History of the University of Ottawa
The university was established on 26 September 1848 as the College of Bytown by the first Roman Catholic bishop of Ottawa, Joseph-Bruno Guigues. He entrusted administration to the Missionary Oblates of Mary Immaculate. The college was originally located in Lower Town, housed in a wooden building next to the Notre-Dame Cathedral Basilica. However, space quickly became an issue for administrators, triggering two moves in 1852 and a final move to Sandy Hill in 1856. The Sandy Hill property was donated byLouis-Theodore Besserer, where he offered a substantial parcel from his estate for the college. The college was renamed College of Ottawa in 1861, following the city's name change from Bytown to Ottawa. In 1866, the college received its first charter, as well as university status, making it the final institution in Canada to receive a Royal Charter from London before the British North America Act, 1867 made education a provincial responsibility. By 1872 the university had already begun to confer undergraduate degrees, with master's degrees coming in 1875 and doctoral degrees in 1888. On 5 February 1889, the university was granted a pontifical charter from Pope Leo XIII, elevating the university to a pontifical university.
The university faced a crisis when fire destroyed the main building on 2 December 1903. After the fire, the university hired New York architect A. O. Von Herbulis to design its replacement, Tabaret Hall. It was among the first Canadian structures to be completely fireproof, built of reinforced concrete. Women first enrolled in 1919.
In the fall of 1939, a Canadian Officer Training Corp was established at the university, with training beginning on in January 1940. The Canadian Officers' Training Corps, University of Ottawa Contingent, which comprised a company, headquarters and three platoons in 1939, was authorized to become a battalion in 1940. By 1941, the unit swelled to 550 men.

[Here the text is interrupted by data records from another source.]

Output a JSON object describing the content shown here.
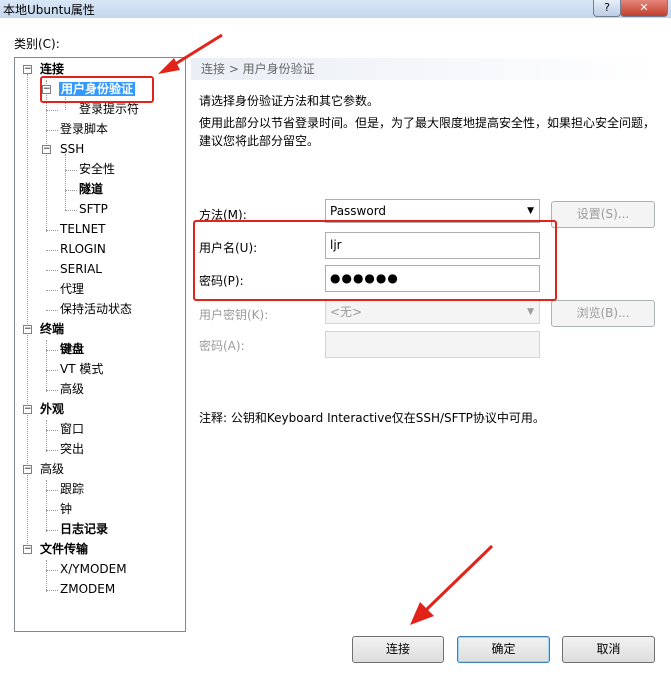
{
  "window": {
    "title": "本地Ubuntu属性",
    "help_glyph": "?",
    "close_glyph": "✕"
  },
  "category_label": "类别(C):",
  "tree": {
    "items": [
      {
        "label": "连接",
        "bold": true
      },
      {
        "label": "用户身份验证",
        "bold": true,
        "selected": true
      },
      {
        "label": "登录提示符"
      },
      {
        "label": "登录脚本"
      },
      {
        "label": "SSH"
      },
      {
        "label": "安全性"
      },
      {
        "label": "隧道",
        "bold": true
      },
      {
        "label": "SFTP"
      },
      {
        "label": "TELNET"
      },
      {
        "label": "RLOGIN"
      },
      {
        "label": "SERIAL"
      },
      {
        "label": "代理"
      },
      {
        "label": "保持活动状态"
      },
      {
        "label": "终端",
        "bold": true
      },
      {
        "label": "键盘",
        "bold": true
      },
      {
        "label": "VT 模式"
      },
      {
        "label": "高级"
      },
      {
        "label": "外观",
        "bold": true
      },
      {
        "label": "窗口"
      },
      {
        "label": "突出"
      },
      {
        "label": "高级"
      },
      {
        "label": "跟踪"
      },
      {
        "label": "钟"
      },
      {
        "label": "日志记录",
        "bold": true
      },
      {
        "label": "文件传输",
        "bold": true
      },
      {
        "label": "X/YMODEM"
      },
      {
        "label": "ZMODEM"
      }
    ]
  },
  "panel": {
    "breadcrumb": "连接 > 用户身份验证",
    "description": "请选择身份验证方法和其它参数。",
    "hint": "使用此部分以节省登录时间。但是，为了最大限度地提高安全性，如果担心安全问题，建议您将此部分留空。",
    "method_label": "方法(M):",
    "method_value": "Password",
    "settings_button": "设置(S)...",
    "username_label": "用户名(U):",
    "username_value": "ljr",
    "password_label": "密码(P):",
    "password_value": "●●●●●●",
    "user_key_label": "用户密钥(K):",
    "user_key_value": "<无>",
    "browse_button": "浏览(B)...",
    "passphrase_label": "密码(A):",
    "note": "注释: 公钥和Keyboard Interactive仅在SSH/SFTP协议中可用。"
  },
  "footer": {
    "connect": "连接",
    "ok": "确定",
    "cancel": "取消"
  },
  "annotation_color": "#e2231a"
}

An air force Officers' Training Corp was created in 1942 and a naval Officers' training corp in 1943. Participation in one of the three corps became mandatory for all students over 18, although they were not obliged to participate in the actual war at the end of their studies. During this time, the Royal Canadian Air Force used parts of the university's grounds for training and the university constructed barracks to house members of the Canadian Women's Army Corps. In total 1,158 students and alumni of the university enrolled the Canadian Forces during the Second World War, of which 50 died overseas.The unit was eventually disbanded during the unification of the Armed Forces in 1968.
The Ottawa architecture firm of Burgess, McLean & MacPhadyen designed the Eastern Ontario Institute of Technology (later to merge with the Ontario Vocational Centre and renamed Algonquin College), opened its new Rideau Campus on a 12-acre city owned Lees Avenue site in 1964. After being unused for a number of years, the midcentury academic complex was sold to the University of Ottawa in January 2007.
The university was reorganized on 1 July 1965 as a corporation independent from any outside body or religious organization, becoming publicly funded. As a result, the civil and pontifical charters were transferred to the newly created Saint Paul University, federated with the corporation, while the remaining civil faculties were retained by the reorganized university.
In 1974, a new policy mandated by the Government of Ontario strengthened institutional bilingualism at the university, with specific instructions to further bilingualism and biculturalism and preserve and develop French culture.
In 1989, Dr. Wilbert Keon of the University of Ottawa Heart Institute performed the country's first neonatal artificial heart transplant on an 11-day-old baby.
On 11 November 1998, during the University of Ottawa's 150th anniversary celebrations, two war memorial plaques were unveiled in the foyer of Tabaret Hall which honour 1000 graduates of the university community who took part in armed conflict, especially the list of 50 graduates who lost their lives.
The engineering building, Col By Hall, was unveiled in September 2005 as a memorial dedicated to Lieutenant-Colonel John By, Royal Engineers